Syrian government tanks and soldiers take positions in the town of Western Ghariyah, about 15km east of the southern embattled city of Daraa. Photo: AFP/ SANA handout released on June 30, 2018.
Ahead of the Eagle-meets-Bear Trump-Putin summit on July 16 in Helsinki, Syria-centered spin has gone into overdrive. Unknown sources have leaked what is billed as President Trump’s alleged Syria deal discussed with Jordan’s King Abdullah.
Trump would “allow” Damascus, supported by Russian air power, to regain its territory along the borders of Jordan, Israel and Iraq. In return, President Putin and Bashar al-Assad would agree to establish an extended demilitarized zone (DMZ) along these same borders, off-limits to any Iranian forces.

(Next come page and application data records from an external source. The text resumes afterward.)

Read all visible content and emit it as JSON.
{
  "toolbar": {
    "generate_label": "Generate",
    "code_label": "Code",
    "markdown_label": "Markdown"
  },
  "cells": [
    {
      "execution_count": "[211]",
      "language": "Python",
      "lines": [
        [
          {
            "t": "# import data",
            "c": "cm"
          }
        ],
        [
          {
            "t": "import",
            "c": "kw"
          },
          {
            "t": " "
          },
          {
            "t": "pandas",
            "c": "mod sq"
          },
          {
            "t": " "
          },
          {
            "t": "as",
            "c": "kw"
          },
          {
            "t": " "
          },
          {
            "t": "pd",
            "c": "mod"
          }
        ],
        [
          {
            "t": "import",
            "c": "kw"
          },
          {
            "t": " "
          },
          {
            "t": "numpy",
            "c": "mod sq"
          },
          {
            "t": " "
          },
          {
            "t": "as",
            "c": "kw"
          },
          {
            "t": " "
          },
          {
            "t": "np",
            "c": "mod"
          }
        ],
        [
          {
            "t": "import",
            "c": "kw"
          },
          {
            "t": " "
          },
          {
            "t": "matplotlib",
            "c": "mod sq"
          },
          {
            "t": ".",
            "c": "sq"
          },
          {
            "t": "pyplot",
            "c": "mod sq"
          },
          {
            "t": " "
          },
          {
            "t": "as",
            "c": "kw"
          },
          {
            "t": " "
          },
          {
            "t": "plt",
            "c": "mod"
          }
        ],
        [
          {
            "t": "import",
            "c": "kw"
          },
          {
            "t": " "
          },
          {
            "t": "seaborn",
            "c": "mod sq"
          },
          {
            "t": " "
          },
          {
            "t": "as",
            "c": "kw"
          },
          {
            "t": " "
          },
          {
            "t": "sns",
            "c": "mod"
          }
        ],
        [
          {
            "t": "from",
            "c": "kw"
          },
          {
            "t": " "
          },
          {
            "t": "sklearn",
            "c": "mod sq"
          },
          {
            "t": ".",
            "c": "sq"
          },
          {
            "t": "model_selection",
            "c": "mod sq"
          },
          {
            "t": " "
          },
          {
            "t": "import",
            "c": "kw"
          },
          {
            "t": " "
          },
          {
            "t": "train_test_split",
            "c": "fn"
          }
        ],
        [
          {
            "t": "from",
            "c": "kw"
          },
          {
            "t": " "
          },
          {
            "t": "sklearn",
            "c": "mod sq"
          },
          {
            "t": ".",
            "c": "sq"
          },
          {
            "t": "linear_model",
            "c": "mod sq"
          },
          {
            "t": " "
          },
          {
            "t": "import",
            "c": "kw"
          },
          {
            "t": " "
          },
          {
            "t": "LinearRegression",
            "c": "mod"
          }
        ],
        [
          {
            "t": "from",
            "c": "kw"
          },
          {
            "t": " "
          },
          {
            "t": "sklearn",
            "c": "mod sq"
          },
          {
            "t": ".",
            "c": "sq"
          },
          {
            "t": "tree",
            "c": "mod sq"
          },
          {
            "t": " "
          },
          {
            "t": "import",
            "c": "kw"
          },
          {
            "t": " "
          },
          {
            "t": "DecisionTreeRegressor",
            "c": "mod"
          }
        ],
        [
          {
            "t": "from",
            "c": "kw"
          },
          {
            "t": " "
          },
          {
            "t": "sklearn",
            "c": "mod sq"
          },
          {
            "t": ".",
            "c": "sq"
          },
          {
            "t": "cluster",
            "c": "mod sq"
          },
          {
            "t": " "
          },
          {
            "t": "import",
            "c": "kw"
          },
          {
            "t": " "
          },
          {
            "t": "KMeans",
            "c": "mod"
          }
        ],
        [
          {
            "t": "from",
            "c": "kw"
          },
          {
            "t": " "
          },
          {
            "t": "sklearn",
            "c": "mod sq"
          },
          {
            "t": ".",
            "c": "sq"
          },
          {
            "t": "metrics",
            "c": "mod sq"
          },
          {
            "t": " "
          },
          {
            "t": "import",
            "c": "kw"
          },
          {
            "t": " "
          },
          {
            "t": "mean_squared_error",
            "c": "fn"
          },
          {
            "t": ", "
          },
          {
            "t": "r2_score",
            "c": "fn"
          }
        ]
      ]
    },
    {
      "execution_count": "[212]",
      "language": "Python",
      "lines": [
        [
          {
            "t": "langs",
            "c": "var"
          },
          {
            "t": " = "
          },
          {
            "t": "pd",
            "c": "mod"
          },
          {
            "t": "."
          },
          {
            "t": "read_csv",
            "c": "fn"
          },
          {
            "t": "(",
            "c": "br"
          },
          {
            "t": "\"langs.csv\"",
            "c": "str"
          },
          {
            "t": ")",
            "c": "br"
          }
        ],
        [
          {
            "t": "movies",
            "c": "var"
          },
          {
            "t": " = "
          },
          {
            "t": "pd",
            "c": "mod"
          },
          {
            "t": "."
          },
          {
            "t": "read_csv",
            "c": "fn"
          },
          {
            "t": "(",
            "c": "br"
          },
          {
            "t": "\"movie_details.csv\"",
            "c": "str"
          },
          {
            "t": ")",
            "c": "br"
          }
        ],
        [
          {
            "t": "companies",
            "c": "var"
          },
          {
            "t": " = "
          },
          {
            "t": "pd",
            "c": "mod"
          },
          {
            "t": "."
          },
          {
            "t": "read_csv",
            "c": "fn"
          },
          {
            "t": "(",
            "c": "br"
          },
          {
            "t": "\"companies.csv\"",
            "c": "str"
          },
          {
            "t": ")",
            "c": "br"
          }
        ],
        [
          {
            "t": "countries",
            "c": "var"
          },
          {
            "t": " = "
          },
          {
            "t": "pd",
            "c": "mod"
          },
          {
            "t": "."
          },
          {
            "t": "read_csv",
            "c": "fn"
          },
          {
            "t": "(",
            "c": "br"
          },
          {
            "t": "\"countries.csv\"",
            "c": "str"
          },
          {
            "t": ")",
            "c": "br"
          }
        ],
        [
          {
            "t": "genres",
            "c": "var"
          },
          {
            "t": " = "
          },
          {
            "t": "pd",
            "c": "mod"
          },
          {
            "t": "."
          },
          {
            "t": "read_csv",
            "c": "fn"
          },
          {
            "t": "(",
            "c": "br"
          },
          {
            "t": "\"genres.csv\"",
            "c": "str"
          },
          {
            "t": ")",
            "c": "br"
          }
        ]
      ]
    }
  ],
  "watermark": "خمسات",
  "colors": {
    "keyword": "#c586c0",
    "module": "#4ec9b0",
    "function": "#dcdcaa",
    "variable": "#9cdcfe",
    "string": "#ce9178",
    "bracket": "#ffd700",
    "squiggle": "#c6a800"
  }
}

That would set the scene for Trump’s already announced desire to extract US forces out of Syria before October and the US mid-term elections. The president would be able to declare the proverbial “Mission Accomplished” in defeating Daesh or Islamic State.
The CIA and the Pentagon are not exactly enthusiastic with Trump’s alleged Syria gambit, to say the least. For assorted neocons and powerful factions of the industrial-military-surveillance complex, “Assad must go” Syria simply cannot be traded off.
And yet there’s nothing to trade. Syria cannot be “offered” to Russia because Russia is already the major player in deciding what happens in Syria, not only militarily but via the ongoing Astana format alongside Iran and Turkey. No wonder the alleged Trump “deal” was duly dismissed by the Kremlin.
What will be negotiated in the Trump-Putin summit, as Asia Times has learned, is something completely different. This negotiation, incidentally, will happen after the NATO summit in Brussels and before the next Astana format meeting in Sochi on July 30, as confirmed by Russian Deputy Foreign Minister Sergei Vershinin.
The heart of the matter remains Syria’s territorial integrity and the legitimacy of the government in Damascus.